[Work instruction] Please copy each line of the data that includes the string "JSON".

Stored data
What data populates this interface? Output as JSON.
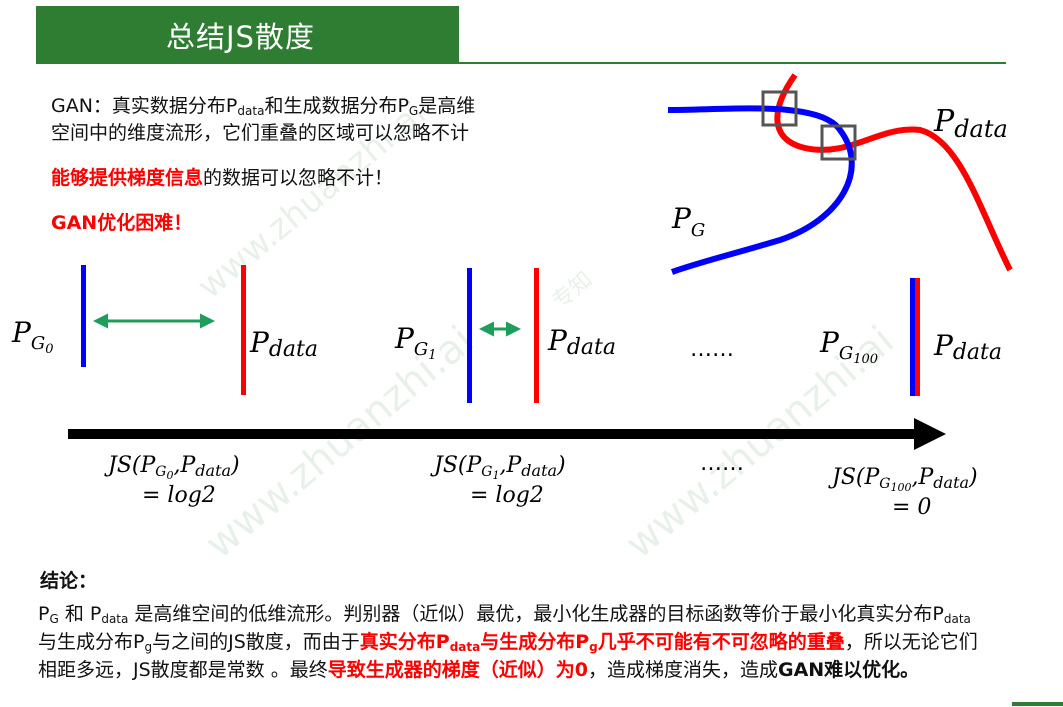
{
  "title": "总结JS散度",
  "intro": {
    "line1_a": "GAN：真实数据分布P",
    "line1_sub1": "data",
    "line1_b": "和生成数据分布P",
    "line1_sub2": "G",
    "line1_c": "是高维",
    "line2": "空间中的维度流形，它们重叠的区域可以忽略不计",
    "line3_red": "能够提供梯度信息",
    "line3_rest": "的数据可以忽略不计！",
    "line4_red": "GAN优化困难！"
  },
  "diagram": {
    "pdata_label": "P",
    "pdata_sub": "data",
    "pg_label": "P",
    "pg_sub": "G",
    "g0_sub": "G",
    "g0_subsub": "0",
    "g1_sub": "G",
    "g1_subsub": "1",
    "g100_sub": "G",
    "g100_subsub": "100",
    "ellipsis": "……",
    "js_prefix": "JS(",
    "js_sep": ",",
    "js_suffix": ")",
    "js_value_1": "= log2",
    "js_value_2": "= log2",
    "js_value_3": "= 0",
    "ellipsis_bottom": "……"
  },
  "watermark": {
    "text1": "www.zhuanzhi.ai",
    "text2": "专知"
  },
  "conclusion": {
    "heading": "结论：",
    "p1_a": "P",
    "p1_sub_g": "G",
    "p1_b": " 和 P",
    "p1_sub_data": "data",
    "p1_c": " 是高维空间的低维流形。判别器（近似）最优，最小化生成器的目标函数等价于最小化真实分布P",
    "p1_sub_data2": "data",
    "p1_d": "与生成分布P",
    "p1_sub_g2": "g",
    "p1_e": "与之间的JS散度，而由于",
    "p1_red1_a": "真实分布P",
    "p1_red1_sub": "data",
    "p1_red1_b": "与生成分布P",
    "p1_red1_sub2": "g",
    "p1_red1_c": "几乎不可能有不可忽略的重叠",
    "p1_f": "，所以无论它们相距多远，JS散度都是常数 。最终",
    "p1_red2": "导致生成器的梯度（近似）为0",
    "p1_g": "，造成梯度消失，造成",
    "p1_bold": "GAN难以优化。"
  },
  "colors": {
    "brand_green": "#2e7d32",
    "pdata_red": "#ff0000",
    "pg_blue": "#0000ff",
    "arrow_green": "#1e9e5a",
    "axis_black": "#000000"
  }
}
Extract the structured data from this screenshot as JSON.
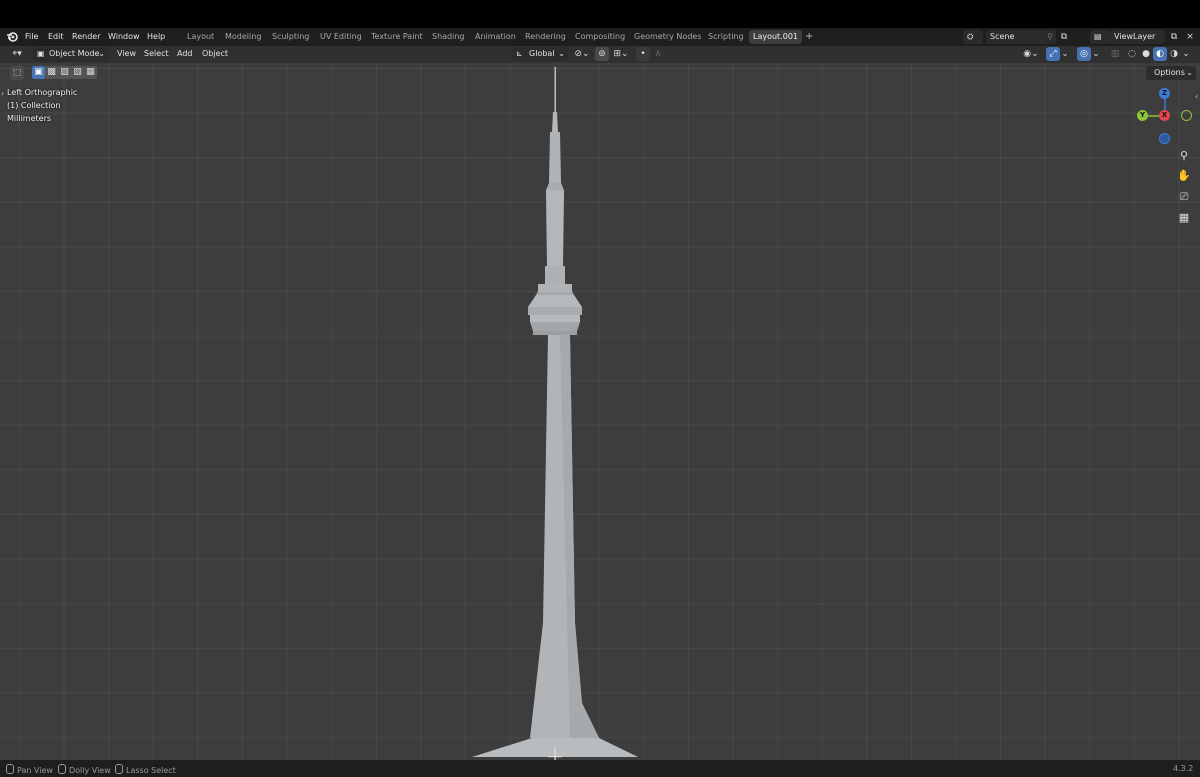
{
  "menu": {
    "items": [
      "File",
      "Edit",
      "Render",
      "Window",
      "Help"
    ]
  },
  "workspaces": {
    "tabs": [
      "Layout",
      "Modeling",
      "Sculpting",
      "UV Editing",
      "Texture Paint",
      "Shading",
      "Animation",
      "Rendering",
      "Compositing",
      "Geometry Nodes",
      "Scripting",
      "Layout.001"
    ],
    "active": "Layout.001",
    "add": "+"
  },
  "scene": {
    "name": "Scene"
  },
  "view_layer": {
    "name": "ViewLayer"
  },
  "viewport_header": {
    "mode": "Object Mode",
    "menus": [
      "View",
      "Select",
      "Add",
      "Object"
    ],
    "transform_orientation": "Global",
    "options_label": "Options"
  },
  "overlay": {
    "view_name": "Left Orthographic",
    "collection": "(1) Collection",
    "units": "Millimeters"
  },
  "gizmo": {
    "z": "Z",
    "x": "X",
    "y": "Y",
    "colors": {
      "z": "#3b7dd8",
      "x": "#e5434f",
      "y": "#8ac53c"
    }
  },
  "status_bar": {
    "items": [
      "Pan View",
      "Dolly View",
      "Lasso Select"
    ],
    "version": "4.3.2"
  },
  "colors": {
    "viewport_bg": "#3d3d3d",
    "header_bg": "#1e1e1e",
    "accent": "#4772b3",
    "object": "#b4b7ba"
  }
}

[Response to the exercise]
What data populates this interface? Output as JSON.
Extract the structured data from this screenshot as JSON.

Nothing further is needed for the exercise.